$${g}_{l}^{(2)}(0)=1-{\rho }^{2},$$

where ρ is the ratio between the measured single photon emission intensity and the total measured signal (including the background emission)24. This simple expression puts a lower limit on the value of ρ required for the experimental verification of single photon emission, namely \(\rho > 1/\sqrt{2}\). In order to evaluate the effect of the background emission, we calculated the values of ρ from the measured spectrum and extrapolated its temperature dependence phenomenologically via fitting with an exponential function as shown in the Fig. 2 inset. In Fig. 2 we plot the measured g (2) (0) values as a function of temperature compared to the background limited values, where the dashed line in the figure is the background limited g l (2) (0) value extrapolated from the data, and the upper and lower bounds allow for a ±5% error in ρ. It is clear, from the fact that the measured data points lie along the temperature dependent curve of g l (2) (0), that the background emission is indeed the limiting factor of the single photon emission in this case, leading to a temperature limit of these QDs, in their current form, of 77 K. It is important to note that while this result may seem trivial at first glance, it is in contrast to many other examples of III-nitride QDs in the literature, in which such ‘background correction’ does not necessarily result in corrected g (2) (0) values of zero (possibly due to the experimentally temporally-unresolved measurement of a rapid successive emission of two photons, or indeed intermittent multiple photon emission)14,25,26,27,28,29,30. In the present case, the fact that the background is the sole cause of the g (2) (0) degradation shows that the quantum dots themselves are acting as pure single photon emitters.

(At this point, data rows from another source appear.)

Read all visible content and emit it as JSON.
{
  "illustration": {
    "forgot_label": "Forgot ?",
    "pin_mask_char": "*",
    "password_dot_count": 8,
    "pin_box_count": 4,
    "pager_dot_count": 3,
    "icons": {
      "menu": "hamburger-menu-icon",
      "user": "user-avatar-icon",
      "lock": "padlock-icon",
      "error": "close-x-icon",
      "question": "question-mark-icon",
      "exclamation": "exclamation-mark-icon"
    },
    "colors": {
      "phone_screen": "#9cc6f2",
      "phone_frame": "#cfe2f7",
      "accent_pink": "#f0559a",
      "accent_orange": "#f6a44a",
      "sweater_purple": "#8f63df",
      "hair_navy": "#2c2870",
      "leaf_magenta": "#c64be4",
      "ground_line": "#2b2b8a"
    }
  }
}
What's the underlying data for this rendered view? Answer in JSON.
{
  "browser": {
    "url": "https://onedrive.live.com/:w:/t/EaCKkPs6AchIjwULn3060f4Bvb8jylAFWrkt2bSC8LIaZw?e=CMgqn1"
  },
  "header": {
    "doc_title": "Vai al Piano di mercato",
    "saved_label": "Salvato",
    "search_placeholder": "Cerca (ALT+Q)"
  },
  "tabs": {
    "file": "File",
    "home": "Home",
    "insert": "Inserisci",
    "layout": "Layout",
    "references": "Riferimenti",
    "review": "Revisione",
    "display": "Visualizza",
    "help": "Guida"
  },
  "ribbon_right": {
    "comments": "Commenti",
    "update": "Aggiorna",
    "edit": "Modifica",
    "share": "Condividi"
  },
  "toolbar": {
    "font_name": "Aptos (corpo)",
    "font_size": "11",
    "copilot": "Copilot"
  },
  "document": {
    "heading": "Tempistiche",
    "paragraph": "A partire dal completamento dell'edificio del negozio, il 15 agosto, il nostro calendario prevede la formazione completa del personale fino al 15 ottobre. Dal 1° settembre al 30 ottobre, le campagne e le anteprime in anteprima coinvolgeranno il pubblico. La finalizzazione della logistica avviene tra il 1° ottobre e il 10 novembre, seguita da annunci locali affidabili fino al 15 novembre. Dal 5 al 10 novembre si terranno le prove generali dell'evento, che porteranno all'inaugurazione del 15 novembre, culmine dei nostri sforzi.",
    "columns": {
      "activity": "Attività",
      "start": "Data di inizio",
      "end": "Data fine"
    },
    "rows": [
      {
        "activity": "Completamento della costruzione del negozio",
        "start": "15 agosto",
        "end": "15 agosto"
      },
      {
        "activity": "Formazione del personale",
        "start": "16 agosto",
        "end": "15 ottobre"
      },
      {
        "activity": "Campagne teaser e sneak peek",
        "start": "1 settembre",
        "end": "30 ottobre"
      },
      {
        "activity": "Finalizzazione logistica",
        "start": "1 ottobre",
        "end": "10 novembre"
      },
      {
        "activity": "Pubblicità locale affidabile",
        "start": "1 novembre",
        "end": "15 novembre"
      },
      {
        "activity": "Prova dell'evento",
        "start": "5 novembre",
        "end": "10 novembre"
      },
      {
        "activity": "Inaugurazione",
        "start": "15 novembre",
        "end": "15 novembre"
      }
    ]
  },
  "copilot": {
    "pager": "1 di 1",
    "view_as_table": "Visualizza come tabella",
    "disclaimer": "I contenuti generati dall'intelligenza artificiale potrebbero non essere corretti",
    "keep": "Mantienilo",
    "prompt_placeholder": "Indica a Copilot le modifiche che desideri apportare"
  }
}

Figure 2
figure 2

Temperature dependence of the measured g (2) (0) values (data points), along with an extrapolated curve of the background spectral contamination limited values, g l (2) (0) (dashed line). The upper and lower bounds account for a ±5% error in ρ. The figure inset shows the extracted values of ρ and the exponential fitting to show its temperature dependence.

Finally, in order to further confirm the extent of the background emission limitation, several measurements were made of a number of different quantum dots under various excitation and ambient conditions. The measured g (2) (0) values are shown in Fig. 3 as a plot against the values of ρ extracted from the spectra. It is clear, to within the experimental error for all measurements, that the measured data points follow the expected curve for a pure single photon emitter combined with uncorrelated background emission i.e:\(\,{g}^{(2)}(0)={g}_{l}^{(2)}(0)\). That is, to within the experimental error, the background emission entirely accounts for the measured non-zero values of g (2) (0). This is further exemplified by the figure inset, in which the residuals between the measured and background limited values, \({\rm{\Delta }}{g}^{(2)}(0)={g}^{(2)}(0)-{g}_{l}^{(2)}(0)\) are plotted as a function of ρ.

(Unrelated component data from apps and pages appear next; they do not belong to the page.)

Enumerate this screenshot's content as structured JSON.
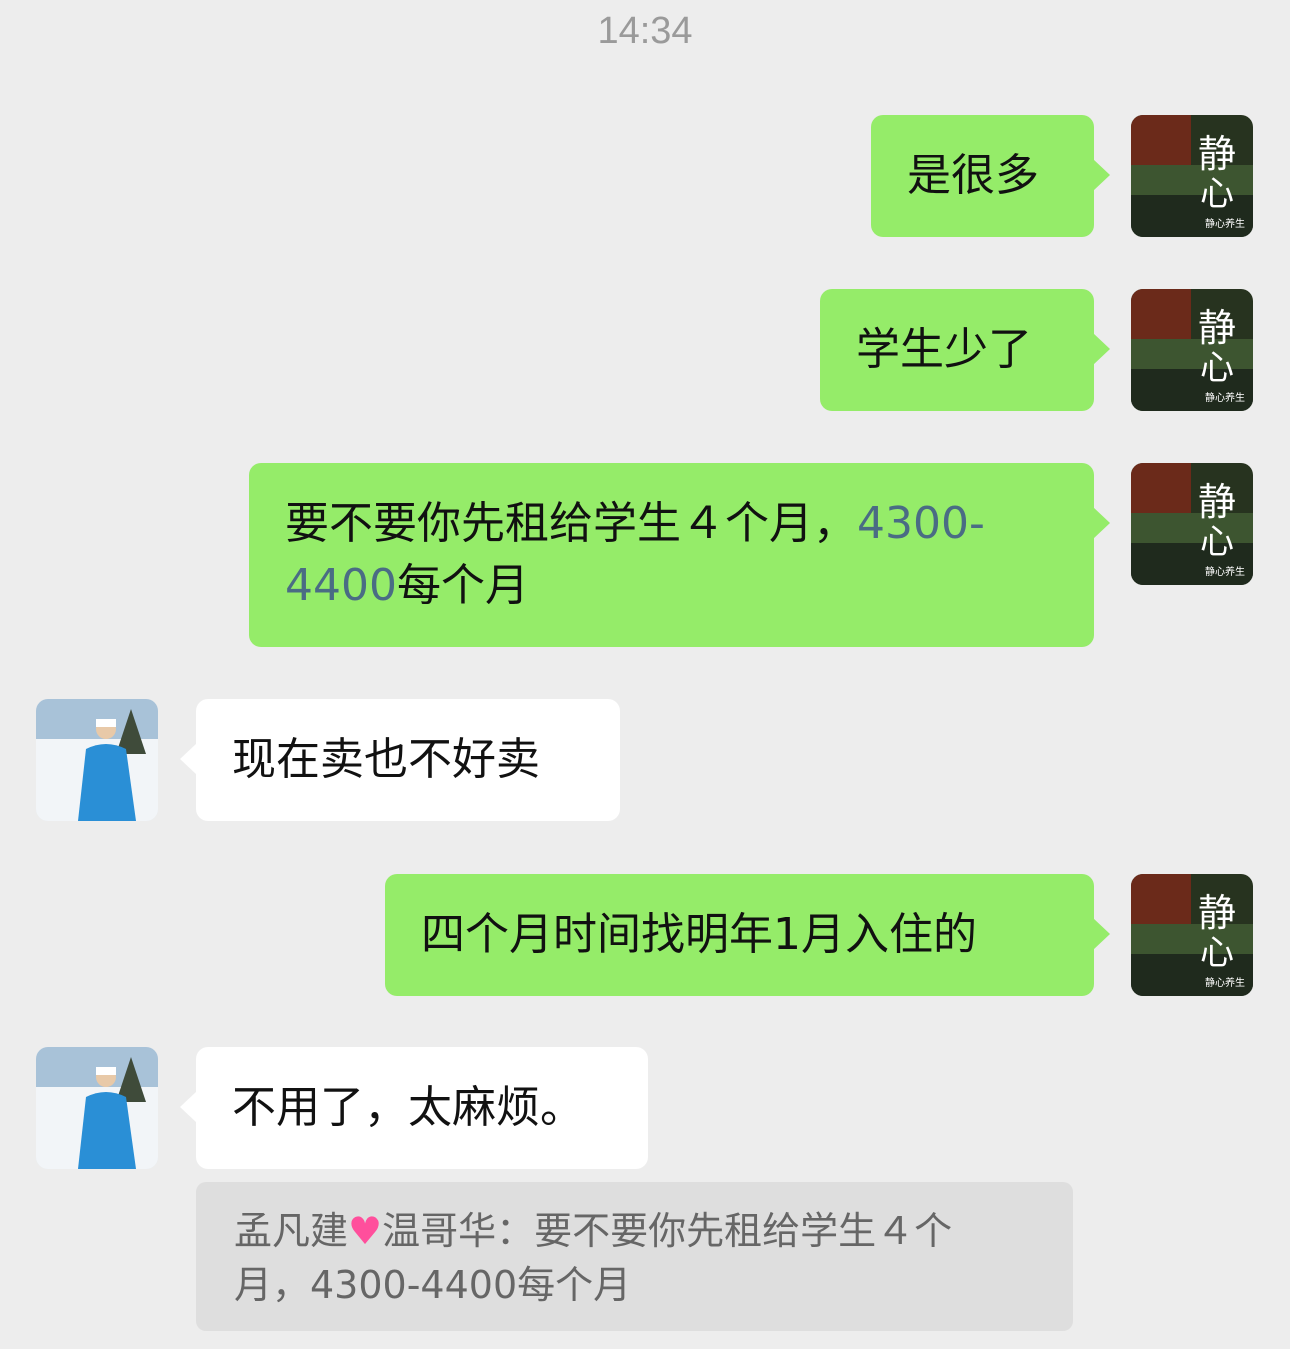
{
  "timestamp": "14:34",
  "messages": [
    {
      "id": "m1",
      "side": "me",
      "text": "是很多"
    },
    {
      "id": "m2",
      "side": "me",
      "text": "学生少了"
    },
    {
      "id": "m3",
      "side": "me",
      "text_a": "要不要你先租给学生４个月，",
      "num_a": "4300-",
      "num_b": "4400",
      "text_b": "每个月"
    },
    {
      "id": "m4",
      "side": "other",
      "text": "现在卖也不好卖"
    },
    {
      "id": "m5",
      "side": "me",
      "text": "四个月时间找明年1月入住的"
    },
    {
      "id": "m6",
      "side": "other",
      "text": "不用了，太麻烦。"
    }
  ],
  "quote": {
    "name_a": "孟凡建",
    "name_b": "温哥华",
    "heart_icon": "sparkling-heart",
    "line1_text": "：要不要你先租给学生４个",
    "line2_text": "月，4300-4400每个月"
  },
  "avatars": {
    "me_text_big_1": "静",
    "me_text_big_2": "心",
    "me_text_small": "静心养生"
  },
  "colors": {
    "background": "#ededed",
    "my_bubble": "#95ec69",
    "other_bubble": "#ffffff",
    "quote_bg": "#dedede",
    "number_link": "#4a6c84"
  }
}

Figure 3
figure 3

Measured g (2) (0) values from several quantum dots under various ambient conditions shown as a function of the measured value of ρ. The solid line is a plot of g l (2) (0) showing clearly that to within the experimental error the background emission entirely accounts for the non-zero measurements of g (2) (0). The figure inset shows the residual values of \({\rm{\Delta }}{g}^{(2)}(0)\).

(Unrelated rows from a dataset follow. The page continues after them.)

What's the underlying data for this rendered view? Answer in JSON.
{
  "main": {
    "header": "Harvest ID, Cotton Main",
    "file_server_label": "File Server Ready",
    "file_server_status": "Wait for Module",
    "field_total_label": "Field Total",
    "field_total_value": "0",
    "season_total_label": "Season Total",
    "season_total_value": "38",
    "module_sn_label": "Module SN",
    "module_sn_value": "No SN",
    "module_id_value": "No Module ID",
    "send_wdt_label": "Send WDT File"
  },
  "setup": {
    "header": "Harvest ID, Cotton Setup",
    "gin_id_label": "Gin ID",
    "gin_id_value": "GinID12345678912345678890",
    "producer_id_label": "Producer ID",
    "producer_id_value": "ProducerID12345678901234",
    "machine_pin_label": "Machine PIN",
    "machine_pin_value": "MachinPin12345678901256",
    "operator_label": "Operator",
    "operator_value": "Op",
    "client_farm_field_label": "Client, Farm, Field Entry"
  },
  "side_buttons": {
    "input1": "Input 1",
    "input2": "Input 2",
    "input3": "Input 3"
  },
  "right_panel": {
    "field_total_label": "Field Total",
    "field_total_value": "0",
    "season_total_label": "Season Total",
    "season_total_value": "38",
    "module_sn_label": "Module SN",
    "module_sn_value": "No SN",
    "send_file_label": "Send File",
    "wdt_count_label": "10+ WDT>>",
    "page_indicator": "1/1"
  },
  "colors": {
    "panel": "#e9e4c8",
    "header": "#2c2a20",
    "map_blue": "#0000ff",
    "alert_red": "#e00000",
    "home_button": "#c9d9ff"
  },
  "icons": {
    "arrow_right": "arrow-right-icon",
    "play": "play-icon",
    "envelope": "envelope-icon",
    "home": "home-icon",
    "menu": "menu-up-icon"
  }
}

In conclusion we have shown the single photon emission properties of interface-fluctuation GaN quantum dots as a function of their ambient temperature. The quantum nature of the emission is maintained up to 77 K, although its intensity and purity gradually decreases, due to increased spectral contamination from uncorrelated background emission related to quantum-well states. It is possible that improved temperature characteristics could be achieved by reducing the volume of measured material- perhaps via the fabrication of mesa-like structures, or by local resonant excitation.

Data Availability

Datasets for the figures in this paper are available from the corresponding author on reasonable request.